Euonymus alata

Terrestrial Invasive Plants

Terrestrial PlantsTerrestrial invasive plants are plants that have been moved from their native habitat to an introduced area where they are able to reproduce quickly and crowd out native species. These plants impact our forests resulting in economic, ecological or social disruption.

Terrestrial plants in a forest ecosystem can be a tree, shrub or herbaceous plant. These plants are introduced and spread by infested packaging material, seed dispersal by both environmental and human sources, or by escaping from gardens.

Terrestrial plants impact Ontario’s biodiversity, as well as our economy, agriculture, forestry, and outdoor recreational activities.

You can help prevent the spread of unwanted terrestrial plant species.

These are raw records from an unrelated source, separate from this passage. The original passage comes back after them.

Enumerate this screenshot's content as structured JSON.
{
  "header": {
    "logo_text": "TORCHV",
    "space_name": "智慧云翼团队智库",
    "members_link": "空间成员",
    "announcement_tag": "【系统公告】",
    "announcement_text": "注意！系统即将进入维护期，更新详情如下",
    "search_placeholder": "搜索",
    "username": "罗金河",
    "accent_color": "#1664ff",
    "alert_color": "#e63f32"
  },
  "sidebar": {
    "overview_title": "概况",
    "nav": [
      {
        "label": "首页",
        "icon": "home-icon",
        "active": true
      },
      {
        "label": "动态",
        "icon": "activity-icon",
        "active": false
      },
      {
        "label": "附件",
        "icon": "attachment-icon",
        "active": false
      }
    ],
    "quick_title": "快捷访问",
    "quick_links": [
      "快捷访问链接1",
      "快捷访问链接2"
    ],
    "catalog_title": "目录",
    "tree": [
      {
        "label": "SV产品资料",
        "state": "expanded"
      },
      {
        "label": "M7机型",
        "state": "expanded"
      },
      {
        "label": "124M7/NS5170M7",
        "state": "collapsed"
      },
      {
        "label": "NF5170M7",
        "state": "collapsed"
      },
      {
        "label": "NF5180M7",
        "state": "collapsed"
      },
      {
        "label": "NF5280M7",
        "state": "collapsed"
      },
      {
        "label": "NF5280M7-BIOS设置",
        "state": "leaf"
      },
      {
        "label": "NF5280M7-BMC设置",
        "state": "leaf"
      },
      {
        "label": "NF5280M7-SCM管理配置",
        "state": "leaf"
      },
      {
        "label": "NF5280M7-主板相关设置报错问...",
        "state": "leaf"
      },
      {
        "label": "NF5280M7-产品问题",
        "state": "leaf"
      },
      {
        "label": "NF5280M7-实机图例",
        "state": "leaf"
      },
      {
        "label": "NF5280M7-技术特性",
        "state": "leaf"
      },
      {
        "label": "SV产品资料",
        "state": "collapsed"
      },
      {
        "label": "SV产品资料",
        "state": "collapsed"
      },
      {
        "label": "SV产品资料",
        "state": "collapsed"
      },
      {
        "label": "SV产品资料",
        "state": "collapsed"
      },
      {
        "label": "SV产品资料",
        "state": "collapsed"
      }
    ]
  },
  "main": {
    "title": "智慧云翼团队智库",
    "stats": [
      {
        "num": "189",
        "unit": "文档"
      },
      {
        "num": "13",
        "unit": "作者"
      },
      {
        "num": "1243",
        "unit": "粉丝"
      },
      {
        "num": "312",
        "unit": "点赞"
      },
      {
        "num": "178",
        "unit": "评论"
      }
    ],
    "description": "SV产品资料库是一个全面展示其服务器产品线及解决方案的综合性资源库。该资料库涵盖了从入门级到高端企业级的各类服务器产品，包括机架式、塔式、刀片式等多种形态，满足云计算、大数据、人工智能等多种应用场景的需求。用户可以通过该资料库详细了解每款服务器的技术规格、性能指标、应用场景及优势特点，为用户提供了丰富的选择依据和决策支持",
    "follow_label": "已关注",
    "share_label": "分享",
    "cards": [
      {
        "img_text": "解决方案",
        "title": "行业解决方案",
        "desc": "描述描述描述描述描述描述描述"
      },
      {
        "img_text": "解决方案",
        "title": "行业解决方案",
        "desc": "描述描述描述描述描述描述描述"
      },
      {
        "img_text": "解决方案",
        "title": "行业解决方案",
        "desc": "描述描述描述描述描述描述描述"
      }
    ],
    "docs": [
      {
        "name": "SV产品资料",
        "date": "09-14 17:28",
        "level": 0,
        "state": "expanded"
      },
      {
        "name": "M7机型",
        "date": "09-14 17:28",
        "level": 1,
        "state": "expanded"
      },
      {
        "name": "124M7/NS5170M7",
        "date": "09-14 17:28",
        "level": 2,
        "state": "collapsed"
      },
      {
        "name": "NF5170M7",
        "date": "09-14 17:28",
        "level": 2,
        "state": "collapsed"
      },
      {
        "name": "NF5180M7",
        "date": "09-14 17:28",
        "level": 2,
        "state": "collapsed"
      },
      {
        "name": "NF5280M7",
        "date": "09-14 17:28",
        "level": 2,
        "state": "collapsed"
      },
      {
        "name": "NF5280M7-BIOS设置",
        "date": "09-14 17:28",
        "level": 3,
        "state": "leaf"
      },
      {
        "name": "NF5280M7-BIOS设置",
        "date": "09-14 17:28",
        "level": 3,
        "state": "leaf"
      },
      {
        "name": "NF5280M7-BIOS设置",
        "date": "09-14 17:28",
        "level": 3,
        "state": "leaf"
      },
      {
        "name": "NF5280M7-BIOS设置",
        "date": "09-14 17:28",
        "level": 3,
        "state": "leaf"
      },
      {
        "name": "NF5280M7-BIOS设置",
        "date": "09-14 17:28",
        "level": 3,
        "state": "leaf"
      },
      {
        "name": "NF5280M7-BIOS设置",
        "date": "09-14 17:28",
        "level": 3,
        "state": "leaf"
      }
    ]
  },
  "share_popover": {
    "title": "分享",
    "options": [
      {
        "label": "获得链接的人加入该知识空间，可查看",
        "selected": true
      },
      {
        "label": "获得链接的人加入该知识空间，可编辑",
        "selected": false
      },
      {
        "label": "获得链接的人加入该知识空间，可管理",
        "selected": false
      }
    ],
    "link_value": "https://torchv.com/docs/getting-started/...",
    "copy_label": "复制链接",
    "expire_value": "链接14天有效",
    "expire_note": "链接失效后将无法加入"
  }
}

  • Learn to identify terrestrial invasive plant species that are a threat to Ontario and how to effectively manage these species on your property. See The Landowners Guide to Controlling Invasive Woodland Plants
  • Avoid using invasive plants in gardens and landscaping
  • Buy native or non-invasive plants from reputable garden suppliers. Native plants provide habitat and food sources for native wildlife. See Grow Me Instead: Beautiful Non-Invasive Plants for Your Garden
  • Dispose of invasive plants in the garbage. Do not put them in the compost or discard them in natural areas. Discarded flowers may produce seeds
  • When hiking, prevent the spread of invasive plants by staying on trails and keeping pets on a leash
  • Report all sightings to the Invading Species Hotline 1-800-563-7711 or report a sighting online

Icon of Quick Reference Guide to Invasive Plant Species Quick Reference Guide to Invasive Plant Species (2.5 MiB)

Tartarian Honeysuckle (Lonicera tatarica) photo by Patrick Breen, Oregon State University Dog Strangling Vine (Vincetoxicum rossicum) photo by Greg Bales, Ministry of Natural Resources (MNR) buckthorn-common-1-credit-credit-valley-conservation-authority Garlic Mustard (Alliaria petiolata) photo by Ken Towle Himalayan Balsam (Impatiens glandulifera) photo by Jan Samanek, State Phytosanitary Administration